130 kg — National champ: Cohlton Schultz (NYAC)
2017 Cadet World champ Schultz has reached a stage now where it is difficult to lift up his virtues while still giving others in the bracket their proper due. There is no one to blame for any of this. How else are you supposed to handle it? The last “L” Schultz endured at the hands of a domestic opponent was two years ago (Curd, remember?). Ever since that fateful day at the Fargodome, he has not only gone undefeated in US tournaments, he hasn’t even really been pressed, save for Anthony Cassioppi (Ill) in Match 1 of the Junior Trials final last year. But Schultz came back in Match 2 and engineered a 13-4 tech that all but shut the door on any conversations involving his perceived vulnerabilities.
In April’s National tournament, Schultz got past a pair of prior Fargo finalists, Tommy Helton (SIRTC) and Brandon Metz (BWC) via tech in consecutive matches before handing Boykin a 10-0 drubbing in the final. All told, Schultz earned his bye to the heavyweight final by outscoring his four opponents 35-0, accumulating a mere 4:43 of match time along the way.

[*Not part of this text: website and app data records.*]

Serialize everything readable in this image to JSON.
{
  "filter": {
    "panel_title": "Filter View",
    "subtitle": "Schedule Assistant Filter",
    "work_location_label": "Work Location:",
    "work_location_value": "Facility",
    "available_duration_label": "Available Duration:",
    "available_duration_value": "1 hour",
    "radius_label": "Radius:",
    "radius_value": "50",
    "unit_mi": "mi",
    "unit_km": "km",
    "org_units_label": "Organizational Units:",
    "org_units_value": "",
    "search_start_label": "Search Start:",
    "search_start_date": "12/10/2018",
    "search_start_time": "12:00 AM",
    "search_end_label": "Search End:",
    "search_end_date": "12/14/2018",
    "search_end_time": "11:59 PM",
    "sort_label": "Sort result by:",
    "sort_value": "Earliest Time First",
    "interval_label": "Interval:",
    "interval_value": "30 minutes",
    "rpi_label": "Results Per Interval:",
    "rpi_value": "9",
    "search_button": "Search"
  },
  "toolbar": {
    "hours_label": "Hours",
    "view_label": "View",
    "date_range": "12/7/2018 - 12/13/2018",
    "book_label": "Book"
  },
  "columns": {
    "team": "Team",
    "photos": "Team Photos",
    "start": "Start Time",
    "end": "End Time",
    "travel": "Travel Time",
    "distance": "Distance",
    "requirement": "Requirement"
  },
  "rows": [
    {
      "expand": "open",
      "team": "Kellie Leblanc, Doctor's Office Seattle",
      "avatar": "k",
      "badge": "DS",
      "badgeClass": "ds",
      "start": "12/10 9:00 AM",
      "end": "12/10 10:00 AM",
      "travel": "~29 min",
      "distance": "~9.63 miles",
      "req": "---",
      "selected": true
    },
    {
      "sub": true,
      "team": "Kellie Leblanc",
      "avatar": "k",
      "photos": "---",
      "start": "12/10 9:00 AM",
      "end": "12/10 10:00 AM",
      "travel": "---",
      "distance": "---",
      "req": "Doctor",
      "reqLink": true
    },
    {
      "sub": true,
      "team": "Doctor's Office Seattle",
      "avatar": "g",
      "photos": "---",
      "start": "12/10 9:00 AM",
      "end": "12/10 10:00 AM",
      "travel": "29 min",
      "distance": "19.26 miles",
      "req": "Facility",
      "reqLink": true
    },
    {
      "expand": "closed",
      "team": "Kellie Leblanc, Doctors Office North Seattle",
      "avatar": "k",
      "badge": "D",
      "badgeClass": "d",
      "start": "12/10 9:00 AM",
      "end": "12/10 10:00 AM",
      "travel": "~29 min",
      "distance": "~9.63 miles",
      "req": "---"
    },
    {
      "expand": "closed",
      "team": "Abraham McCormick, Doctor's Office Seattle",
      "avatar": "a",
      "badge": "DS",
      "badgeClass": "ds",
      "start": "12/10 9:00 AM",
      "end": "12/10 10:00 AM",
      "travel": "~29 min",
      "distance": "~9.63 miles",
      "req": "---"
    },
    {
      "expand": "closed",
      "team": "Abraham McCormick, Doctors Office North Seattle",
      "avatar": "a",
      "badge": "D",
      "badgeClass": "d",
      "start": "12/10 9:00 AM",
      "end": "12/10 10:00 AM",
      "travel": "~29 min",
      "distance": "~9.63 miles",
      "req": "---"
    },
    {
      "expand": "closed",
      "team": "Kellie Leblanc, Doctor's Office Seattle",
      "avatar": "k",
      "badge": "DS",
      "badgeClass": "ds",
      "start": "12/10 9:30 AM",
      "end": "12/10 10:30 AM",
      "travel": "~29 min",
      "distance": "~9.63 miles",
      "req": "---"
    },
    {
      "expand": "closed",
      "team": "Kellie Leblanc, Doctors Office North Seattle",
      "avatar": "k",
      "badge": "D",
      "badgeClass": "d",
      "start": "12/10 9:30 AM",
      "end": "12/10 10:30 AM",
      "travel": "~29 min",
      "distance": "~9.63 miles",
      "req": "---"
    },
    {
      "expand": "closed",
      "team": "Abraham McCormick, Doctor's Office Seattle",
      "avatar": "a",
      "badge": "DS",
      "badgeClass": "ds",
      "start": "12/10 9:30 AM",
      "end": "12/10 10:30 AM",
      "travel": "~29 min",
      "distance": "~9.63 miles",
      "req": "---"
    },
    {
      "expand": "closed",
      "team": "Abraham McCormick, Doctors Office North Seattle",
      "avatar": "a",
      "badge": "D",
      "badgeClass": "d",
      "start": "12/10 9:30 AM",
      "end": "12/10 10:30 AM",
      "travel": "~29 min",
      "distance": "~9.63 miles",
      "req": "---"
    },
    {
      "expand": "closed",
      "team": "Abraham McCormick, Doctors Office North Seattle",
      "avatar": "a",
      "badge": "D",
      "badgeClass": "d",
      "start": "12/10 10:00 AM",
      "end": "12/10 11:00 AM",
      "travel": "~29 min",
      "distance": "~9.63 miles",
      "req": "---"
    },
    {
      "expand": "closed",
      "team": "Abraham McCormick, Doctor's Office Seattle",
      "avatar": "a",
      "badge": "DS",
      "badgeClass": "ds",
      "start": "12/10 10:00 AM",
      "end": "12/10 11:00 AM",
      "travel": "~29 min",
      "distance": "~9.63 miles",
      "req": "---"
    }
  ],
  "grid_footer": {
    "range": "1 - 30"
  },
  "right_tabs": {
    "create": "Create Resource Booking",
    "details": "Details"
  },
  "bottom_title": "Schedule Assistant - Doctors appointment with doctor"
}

Helton, a terrific age-group athlete and verifiable beast of a young man, is better than how he performed in Vegas, no doubt about it. He finished fourth to Metz at the Nationals, victimized by a short throw-to-pin deal that speaks more to the division than anything else. The smart money says Helton has been making the adjustments necessary to get the taste of that event out of his mouth.

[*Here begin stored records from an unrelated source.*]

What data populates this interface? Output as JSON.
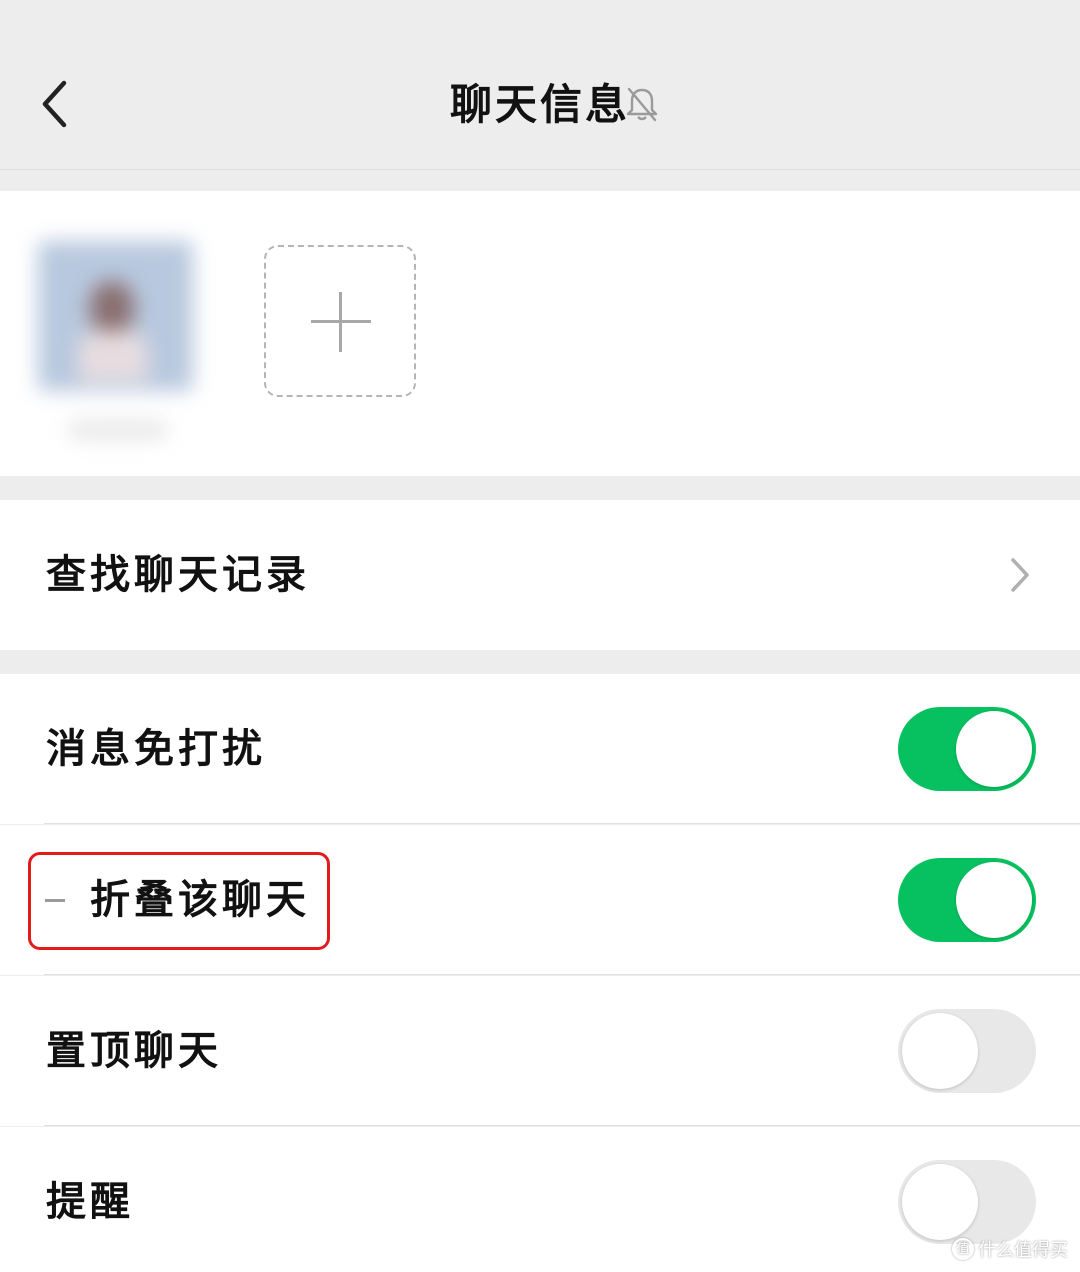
{
  "header": {
    "title": "聊天信息",
    "back_icon": "chevron-left-icon",
    "mute_icon": "bell-off-icon"
  },
  "members": {
    "add_icon": "plus-icon"
  },
  "search_row": {
    "label": "查找聊天记录",
    "icon": "chevron-right-icon"
  },
  "settings": [
    {
      "label": "消息免打扰",
      "on": true
    },
    {
      "label": "折叠该聊天",
      "on": true
    },
    {
      "label": "置顶聊天",
      "on": false
    },
    {
      "label": "提醒",
      "on": false
    }
  ],
  "colors": {
    "accent_green": "#07c160",
    "highlight_red": "#e31b1b",
    "background": "#ededed"
  },
  "watermark": {
    "text": "什么值得买",
    "logo": "值"
  }
}
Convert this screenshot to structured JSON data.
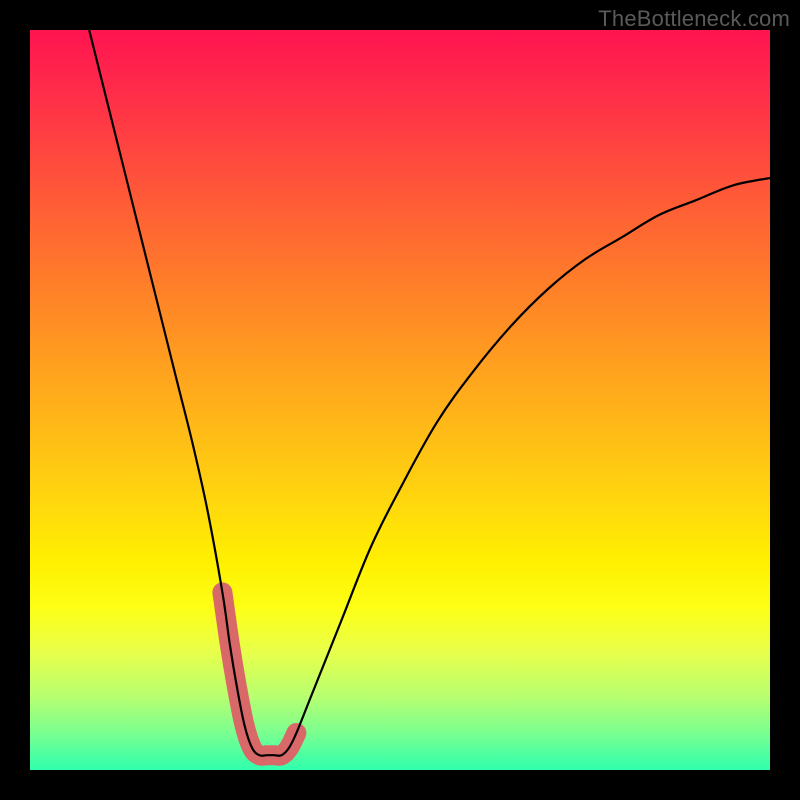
{
  "watermark": "TheBottleneck.com",
  "chart_data": {
    "type": "line",
    "title": "",
    "xlabel": "",
    "ylabel": "",
    "xlim": [
      0,
      100
    ],
    "ylim": [
      0,
      100
    ],
    "x": [
      8,
      10,
      12,
      14,
      16,
      18,
      20,
      22,
      24,
      26,
      27,
      28,
      29,
      30,
      31,
      32,
      33,
      34,
      35,
      36,
      38,
      42,
      46,
      50,
      55,
      60,
      65,
      70,
      75,
      80,
      85,
      90,
      95,
      100
    ],
    "values": [
      100,
      92,
      84,
      76,
      68,
      60,
      52,
      44,
      35,
      24,
      17,
      11,
      6,
      3,
      2,
      2,
      2,
      2,
      3,
      5,
      10,
      20,
      30,
      38,
      47,
      54,
      60,
      65,
      69,
      72,
      75,
      77,
      79,
      80
    ],
    "annotations": [
      {
        "type": "highlight-band",
        "x_start": 26,
        "x_end": 37,
        "color": "#d96868"
      }
    ]
  }
}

Cassioppi didn’t check in for the Nationals, however, and the reason why that means something is because this is one athlete who can be depended on to compete as hard as he possibly can each and every second of a match. Cassioppi expertly fights for position and will only ever concede if the other option is to give up a bigger score. He’s a wonderful battler who has experienced success both in the US and elsewhere, so if he should advance to the final it definitely wouldn’t come as a surprise.
What Schultz has over his fellow heavies that cannot be replaced is activity. Following his 2018 high school season, the Coloradan won the Austrian Open, participated in a Swedish training camp, won the National tournament we keep referencing, and tech’ed the field at the U23 Trials last weekend. Whoever emerges to face him Friday evening knows what they are up against, which is the country’s most dominant current athlete, maybe in any style.